The story sounds so sweet and spiritual. But, let us imagine this from Mary’s perspective. First, we do not know what she is doing at the time, but it seems like she is alone. Nowadays, teenage single girls might get uncomfortable if some strange man pops up out of nowhere and starts talking to them, but that was even more unacceptable in her society. While Gabriel was speaking to her, she probably thought, “Who is this creep? How did he get in here? How can I get rid of him? I should probably call Dad, but he might hurt me if I scream.” At some point, Mary must realized he was an angel. Still, his announcement made no sense. How can she become the mother of God’s Son while she is a virgin? The angel replied, “The Holy Spirit will come upon you, and the power of the Most High will overshadow you; therefore the child to be born will be called holy—the Son of God…. For nothing will be impossible with God” (Luke 1:35, 37).
It sounds like this clinched it for Mary, but I am sure it was not that easy. She had already raised her question about how this was possible for a virgin. Even after being persuaded that God could do what seems impossible in her life, other questions must have run through her mind. “What will Joseph think? We have never been intimate. He will know it’s not his baby. He will most likely assume that I have cheated on him and slept with another man. Everybody else will think I slept with somebody. They’ll blame Joseph if I do not say it was somebody else and tell them who that is. Nobody’s going to believe me that God is the father! If I say that, they’ll stone me for adultery AND blasphemy!”
Somehow, Mary found the faith and courage to say yes: “Behold, I am the servant of the Lord; let it be to me according to your word.” The Bible does not tell us how she found the courage to say yes to God. It does not tell us how she and Joseph were able to handle the whispers and gossip, even though it seems such suspicions persisted about Jesus’ birth continued throughout His lifetime. In John 8:41, some members of His audience said, “We were not born of sexual immorality,” possibly taking an accusatory pot-shot at Him.

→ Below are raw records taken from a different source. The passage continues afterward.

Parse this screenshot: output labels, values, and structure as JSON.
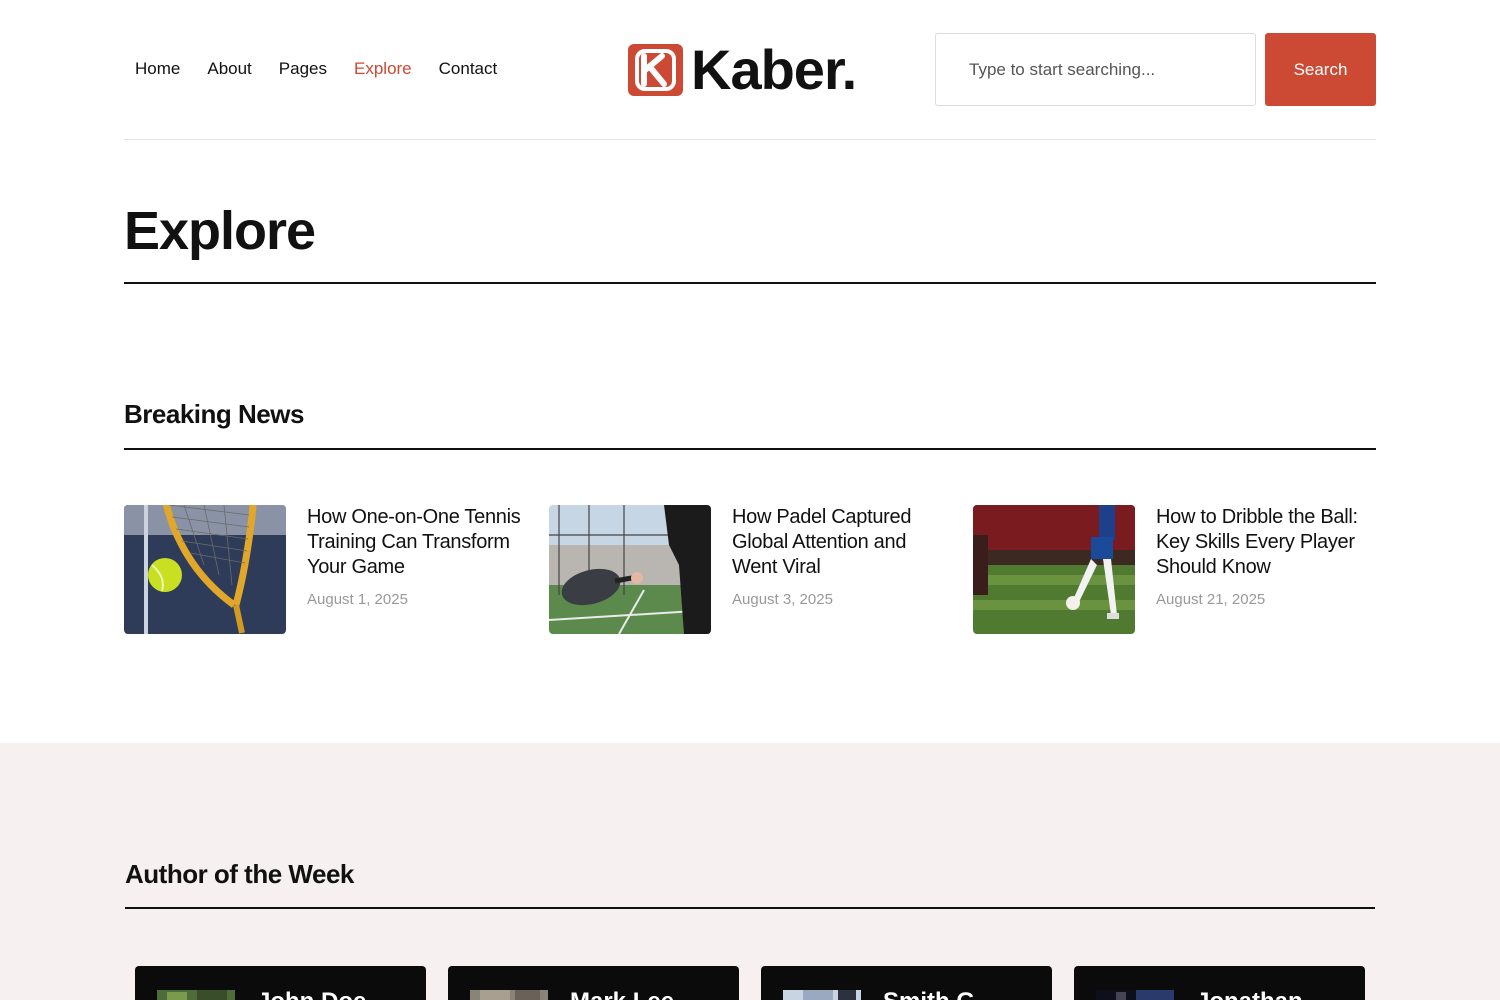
{
  "nav": {
    "items": [
      {
        "label": "Home"
      },
      {
        "label": "About"
      },
      {
        "label": "Pages"
      },
      {
        "label": "Explore"
      },
      {
        "label": "Contact"
      }
    ],
    "active": "Explore"
  },
  "brand": {
    "name": "Kaber.",
    "logo_icon": "kaber-logo-icon",
    "accent": "#cc4a33"
  },
  "search": {
    "placeholder": "Type to start searching...",
    "value": "",
    "button_label": "Search"
  },
  "page": {
    "title": "Explore"
  },
  "breaking_news": {
    "title": "Breaking News",
    "articles": [
      {
        "title": "How One-on-One Tennis Training Can Transform Your Game",
        "date": "August 1, 2025"
      },
      {
        "title": "How Padel Captured Global Attention and Went Viral",
        "date": "August 3, 2025"
      },
      {
        "title": "How to Dribble the Ball: Key Skills Every Player Should Know",
        "date": "August 21, 2025"
      }
    ]
  },
  "authors": {
    "title": "Author of the Week",
    "items": [
      {
        "name": "John Doe"
      },
      {
        "name": "Mark Lee"
      },
      {
        "name": "Smith G"
      },
      {
        "name": "Jonathan"
      }
    ]
  }
}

In spite of risk, uncertainty, potential shame and danger, Mary had the courage to say “Yes” to God and devote her life to His will. The last quote we read from her in the Bible is at the wedding at Cana, where she enlists Jesus’ help when the wine runs out. She tells the servants to “Do whatever He tells you.”
We might be tempted to treat Mary’s words as if they related only to her situation. However, in speaking to the angel, she speaks FOR all true disciples of Jesus: “Behold, I am the servant of the Lord; let it be to me according to your word.” Let this be our prayer: That we can be faithful to God, obeying Him and doing His will regardless the circumstances and risk, trusting Him to work all things out. In speaking to the servants at the wedding, she speaks TO all true disciples: “Do whatever He tells you.” As she has surrendered herself to the will of God, we can now entrust ourselves to His will. When God speaks, we listen, obey, and trust Him. Then, we can be called blessed, even as all generations now call her blessed (Luke 1:48).
Today and every day, let us join Mary and say “Yes” to Jesus, willing to do whatever He tells us.
Copyright © 2018 Michael E. Lynch. All rights reserved.